JOHN YDSTIE, BYLINE: To get some help in understanding the euro's relative resilience, I called Mark McCormick, a currency specialist at Brown Brothers Harriman in New York. And to get some context I asked McCormick to calculate the euro's average value compared the dollar over its 13 years of existence.
MARK MCCORMICK: Let's see, against the dollar from 1999 to current, the average is 1.2140.
YDSTIE: So on average over the last 13 year it's taken $1.21 to buy a euro. And now, even in this midst of this crisis, it's worth virtually the same - $1.22. McCormick says that exchange rate pretty accurately captures the relative buying power of the euro compared to the dollar. But he admits it doesn't reflect the risks that the eurozone might crumble as some headlines suggest.
MCCORMICK: It's hard to actually gather up those tail-risks of a doom and gloom scenario and ascertain how that may impact the euro. I think the primary consensus is that the eurozone's going to stay together.
YDSTIE: But that's not Simon Johnson's view.
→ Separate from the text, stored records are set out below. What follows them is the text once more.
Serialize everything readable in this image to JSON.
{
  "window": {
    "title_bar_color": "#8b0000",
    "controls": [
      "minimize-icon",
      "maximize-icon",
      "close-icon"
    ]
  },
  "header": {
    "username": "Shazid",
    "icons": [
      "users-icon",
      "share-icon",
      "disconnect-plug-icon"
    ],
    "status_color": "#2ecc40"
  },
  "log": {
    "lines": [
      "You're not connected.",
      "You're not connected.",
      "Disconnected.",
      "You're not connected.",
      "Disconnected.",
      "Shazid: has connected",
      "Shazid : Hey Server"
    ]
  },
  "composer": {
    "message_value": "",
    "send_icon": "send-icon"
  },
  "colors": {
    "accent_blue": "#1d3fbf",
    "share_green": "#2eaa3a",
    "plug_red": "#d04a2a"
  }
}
Johnson is a senior fellow at the Peterson Institute for International Economics in Washington and he thinks currency investors are overvaluing the euro because they aren't pricing in huge downside risks.
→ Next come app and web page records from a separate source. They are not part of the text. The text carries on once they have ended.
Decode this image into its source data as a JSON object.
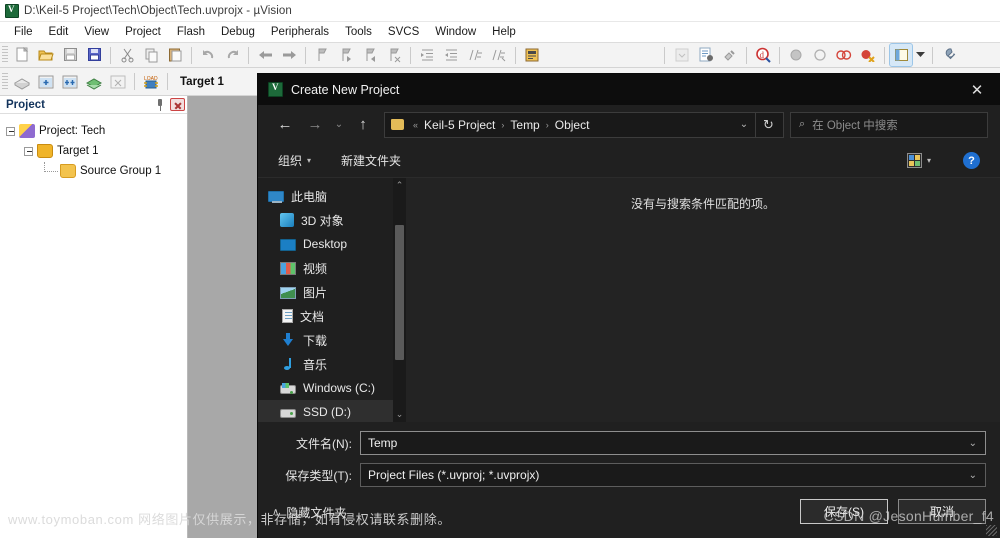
{
  "app": {
    "title": "D:\\Keil-5 Project\\Tech\\Object\\Tech.uvprojx - µVision",
    "menus": [
      "File",
      "Edit",
      "View",
      "Project",
      "Flash",
      "Debug",
      "Peripherals",
      "Tools",
      "SVCS",
      "Window",
      "Help"
    ],
    "target_label": "Target 1"
  },
  "project_panel": {
    "title": "Project",
    "tree": [
      {
        "label": "Project: Tech",
        "level": 1,
        "icon": "project-icon"
      },
      {
        "label": "Target 1",
        "level": 2,
        "icon": "target-icon"
      },
      {
        "label": "Source Group 1",
        "level": 3,
        "icon": "folder-icon"
      }
    ]
  },
  "dialog": {
    "title": "Create New Project",
    "close_label": "✕",
    "nav": {
      "back": "←",
      "forward": "→",
      "recent": "⌄",
      "up": "↑",
      "breadcrumb_prefix": "«",
      "breadcrumb": [
        "Keil-5 Project",
        "Temp",
        "Object"
      ],
      "breadcrumb_separator": "›",
      "dropdown": "⌄",
      "refresh": "↻"
    },
    "search": {
      "icon": "⌕",
      "placeholder": "在 Object 中搜索"
    },
    "toolbar": {
      "organize": "组织",
      "organize_caret": "▾",
      "new_folder": "新建文件夹",
      "view_caret": "▾",
      "help": "?"
    },
    "sidebar": [
      {
        "label": "此电脑",
        "icon": "this-pc-icon",
        "root": true
      },
      {
        "label": "3D 对象",
        "icon": "3d-objects-icon",
        "root": false
      },
      {
        "label": "Desktop",
        "icon": "desktop-icon",
        "root": false
      },
      {
        "label": "视频",
        "icon": "videos-icon",
        "root": false
      },
      {
        "label": "图片",
        "icon": "pictures-icon",
        "root": false
      },
      {
        "label": "文档",
        "icon": "documents-icon",
        "root": false
      },
      {
        "label": "下载",
        "icon": "downloads-icon",
        "root": false
      },
      {
        "label": "音乐",
        "icon": "music-icon",
        "root": false
      },
      {
        "label": "Windows (C:)",
        "icon": "windows-drive-icon",
        "root": false
      },
      {
        "label": "SSD (D:)",
        "icon": "drive-icon",
        "root": false
      }
    ],
    "file_list": {
      "empty_message": "没有与搜索条件匹配的项。"
    },
    "fields": {
      "filename_label": "文件名(N):",
      "filename_value": "Temp",
      "filetype_label": "保存类型(T):",
      "filetype_value": "Project Files (*.uvproj; *.uvprojx)",
      "caret": "⌄"
    },
    "footer": {
      "hide_folders_caret": "∧",
      "hide_folders": "隐藏文件夹",
      "save": "保存(S)",
      "cancel": "取消"
    }
  },
  "watermarks": {
    "left": "www.toymoban.com 网络图片仅供展示，非存储，如有侵权请联系删除。",
    "right": "CSDN @JesonHumber_f4"
  }
}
SIMON JOHNSON: I don't think that the investors have sufficiently taken on board the risk of a dissolution of the euro. Meaning, if the euro no longer exists as a currency 18 months from now, how are you going to get paid in any contract that specifies in euros?
YDSTIE: And Johnson, who's also a professor at the Sloan School of Business at MIT, thinks the collapse of the euro is a distinct possibility.
JOHNSON: Looking at the prospects of the eurozone itself, I would say they look pretty bleak. That currency union is going to crumble over time.
YDSTIE: Other countries like Russia, Thailand and Argentina have also faced severe financial and economic crises in the past. But, unlike the euro, their currencies plunged as capital fled to safety in other countries. The euro has avoided that fate because parts of the eurozone, like Germany, remain strong, says Johnson.
JOHNSON: What's different now, of course, is that the euro itself is a reserve currency. It's used by central banks. It's used by investors as a form of safe haven.
YDSTIE: That's largely because Germany remains economically strong and Greeks and Spaniards don't have to sell their euros to move their money to safer German banks or government bonds. And in that transaction, the value of the currency doesn't change.
Former IMF chief economist Ken Rogoff adds this perspective. He says while the euro may be close to its long-term value against the dollar, that's partly because the dollar has lost value against most major currencies over the past decade.
KEN ROGOFF: The dollar itself is weak, and if you measure the euro against all its trading partners - China, Latin America, etcetera - then it doesn't look so good. It's actually by some measures at an all-time low.
YDSTIE: And Rogoff, now a Harvard economics professor, says he thinks the euro will fall much further even against the dollar.
ROGOFF: My instinct is that it will go down even as low as 1, on parity with the dollar, maybe within the next year. That's really a distinct possibility.
YDSTIE: But Rogoff cautions that second guessing the currency markets, which are among the largest markets in the world, is a tough game. He says economists are still somewhat mystified as to why many currencies are priced the way they are.
John Ydstie, NPR News, Washington.